Born on this day in Gans, Oklahoma, was Cal Smith, country musician, most famous for his 1972 #1 hit “The Lord Knows I’m Drinking” and his 1974 hit “Country Bumpkin,” which received the Song of the Year Award from both the Academy of Country Music and the Country Music Association. Smith died on October 10, 2013.

1935
Born on this day, was Bobby Bare, who scored over 30 US Country hits including his only Country #1 hit in 1974, “Marie Laveau”, (which was written by written by Shel Silverstein). In 1998, he formed the band, Old Dogs, with his friends Jerry Reed, Mel Tillis and Waylon Jennings.

1990
Randy Travis’ “Hard Rock Bottom Of Your Heart” broke the four-week barrier, on the US country singles chart, the first since Waylon Jennings and Willie Nelson’s 1978 hit “Mamas, Don’t Let Your Babies Grow Up To Be Cowboys.”

1990
The fourth Farm Aid benefit concert took place at the Hoosier Dome, Indianapolis, Indiana. Held to raise money for family farmers in the US, the concerts were organized by Willie Nelson, John Mellencamp and Neil Young.

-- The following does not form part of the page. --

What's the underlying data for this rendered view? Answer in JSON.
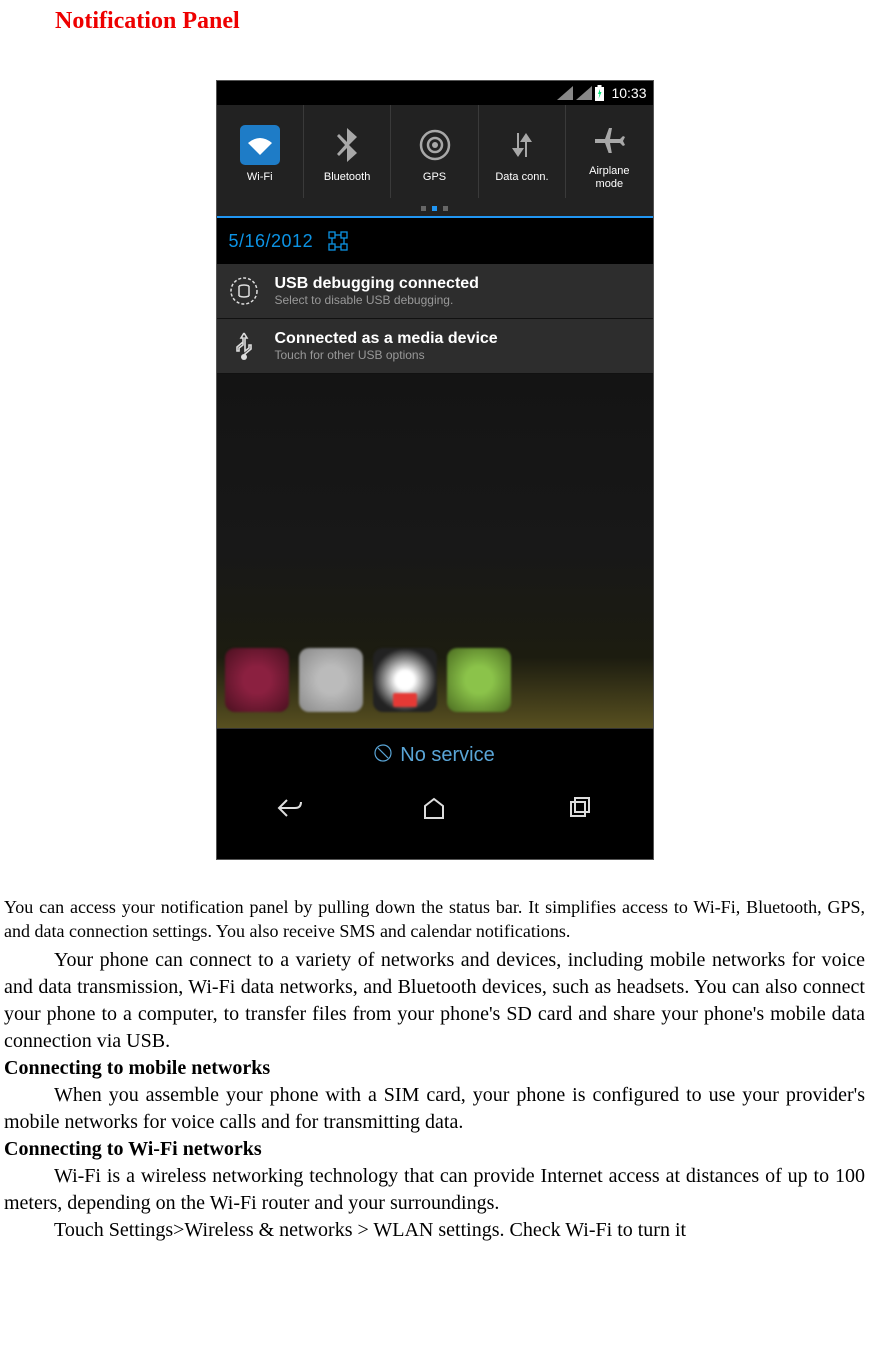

Artists who appeared included: Bonnie Raitt, Carl Perkins, Garth Brooks, John Denver, Bill Monroe, Alan Jackson, Asleep at the Wheel, Jackson Browne, Bruce Hornsby, Poco, Elton John, Lou Reed, Don Henley, Taj Mahal, Crosby, Stills, Nash & Young, Neil Young, Willie Nelson, and Guns N’ Roses.

2009
Rascal Flatts released their sixth studio album Unstoppable the band’s fourth consecutive #1 debut on the US Country chart.